“I do need time for myself and to do whatever I want,” said Wang as he folded cream cheese wontons to prepare for the day. “I don’t want to reach a day where I look back and I worked all my life. That’s not good. That’s not what life should be.”

Wang knew people would be sad when he announced his decision, however, his loyal customers understood, he said.

But he never expected lines out the door.

“That shows how much people really wanted us to stay,” Wang said. “We have a lot of customers that are loyal. For 40 years and 50 years. They keep coming.”

Raymond Wang, owner of Kowloon Cafe, talks to KSL TV on Saturday, May 11, 2019, about his decision to close the West Valley City restaurant after 60 years in business. (Photo: KSL TV)

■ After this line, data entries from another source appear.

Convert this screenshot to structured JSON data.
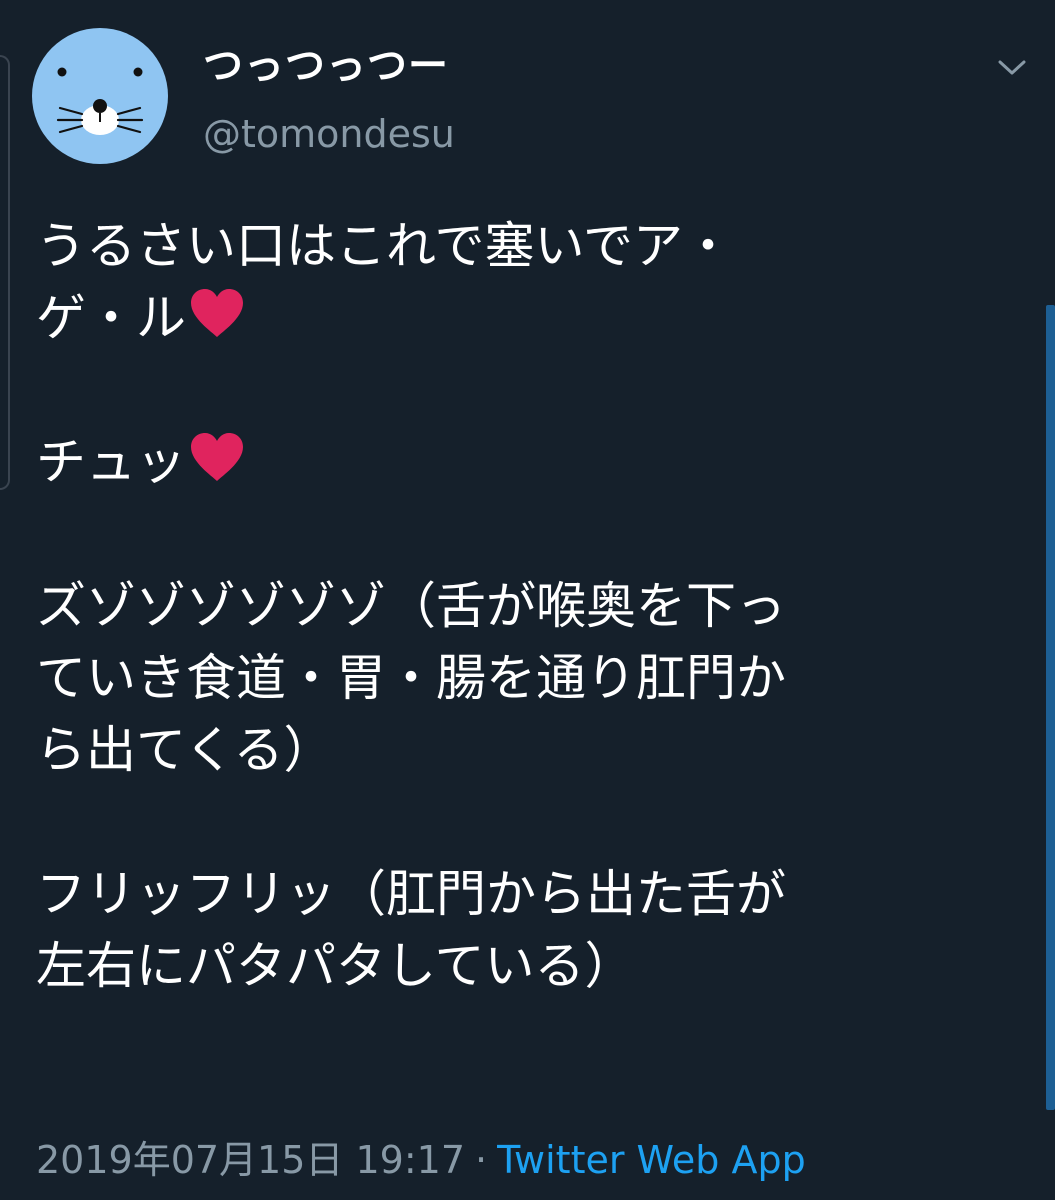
{
  "user": {
    "display_name": "つっつっつー",
    "handle": "@tomondesu"
  },
  "tweet": {
    "paragraphs": [
      {
        "lines": [
          "うるさい口はこれで塞いでア・",
          "ゲ・ル"
        ],
        "ends_with_heart": true
      },
      {
        "lines": [
          "チュッ"
        ],
        "ends_with_heart": true
      },
      {
        "lines": [
          "ズゾゾゾゾゾゾ（舌が喉奥を下っ",
          "ていき食道・胃・腸を通り肛門か",
          "ら出てくる）"
        ],
        "ends_with_heart": false
      },
      {
        "lines": [
          "フリッフリッ（肛門から出た舌が",
          "左右にパタパタしている）"
        ],
        "ends_with_heart": false
      }
    ]
  },
  "meta": {
    "timestamp": "2019年07月15日 19:17",
    "separator": "·",
    "source": "Twitter Web App"
  },
  "icons": {
    "avatar": "seal-face-avatar",
    "more": "chevron-down-icon",
    "heart": "red-heart-emoji"
  },
  "colors": {
    "background": "#15202b",
    "text": "#ffffff",
    "secondary": "#8899a6",
    "link": "#1da1f2",
    "heart": "#e0245e",
    "avatar_bg": "#8fc5f2"
  }
}
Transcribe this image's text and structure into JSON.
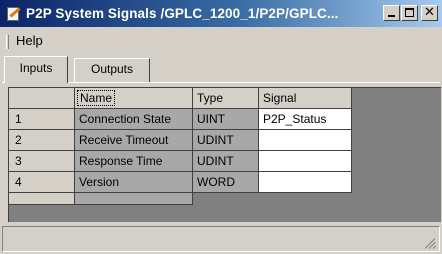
{
  "window": {
    "title": "P2P System Signals /GPLC_1200_1/P2P/GPLC...",
    "icon": "p2p-signals-icon"
  },
  "menu": {
    "items": [
      "Help"
    ]
  },
  "tabs": [
    {
      "label": "Inputs",
      "selected": true
    },
    {
      "label": "Outputs",
      "selected": false
    }
  ],
  "grid": {
    "columns": [
      "Name",
      "Type",
      "Signal"
    ],
    "rows": [
      {
        "index": "1",
        "name": "Connection State",
        "type": "UINT",
        "signal": "P2P_Status"
      },
      {
        "index": "2",
        "name": "Receive Timeout",
        "type": "UDINT",
        "signal": ""
      },
      {
        "index": "3",
        "name": "Response Time",
        "type": "UDINT",
        "signal": ""
      },
      {
        "index": "4",
        "name": "Version",
        "type": "WORD",
        "signal": ""
      }
    ]
  },
  "colors": {
    "titlebar_start": "#0a246a",
    "titlebar_end": "#a6caf0",
    "face": "#d4d0c8",
    "readonly_cell": "#a8a8a8",
    "grid_background": "#808080"
  }
}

And when the door opened for the last time, customers sat down, ordered their favorites, and told stories of what they’re going to remember most about the place.

“It’s the atmosphere and the people,” said Plummer. “They did a great job here.”

For once, the memories and stories mattered more than the food. And the conversations wishing Wang good luck were more inspirational than anything a fortune cookie could ever say.


I don’t want to reach a day where I look back and I worked all my life. That’s not good. That’s not what life should be.

–Raymond Wang


Wang said he’ll miss it, but he’s also looking forward to something his business could never provide.

“You cannot buy time. Money is not that important,” he said. “Now, at least I have time. I can do nothing. Or I can do anything I want.”

60 years later and he’s just beginning.

Photos

Alex Cabrero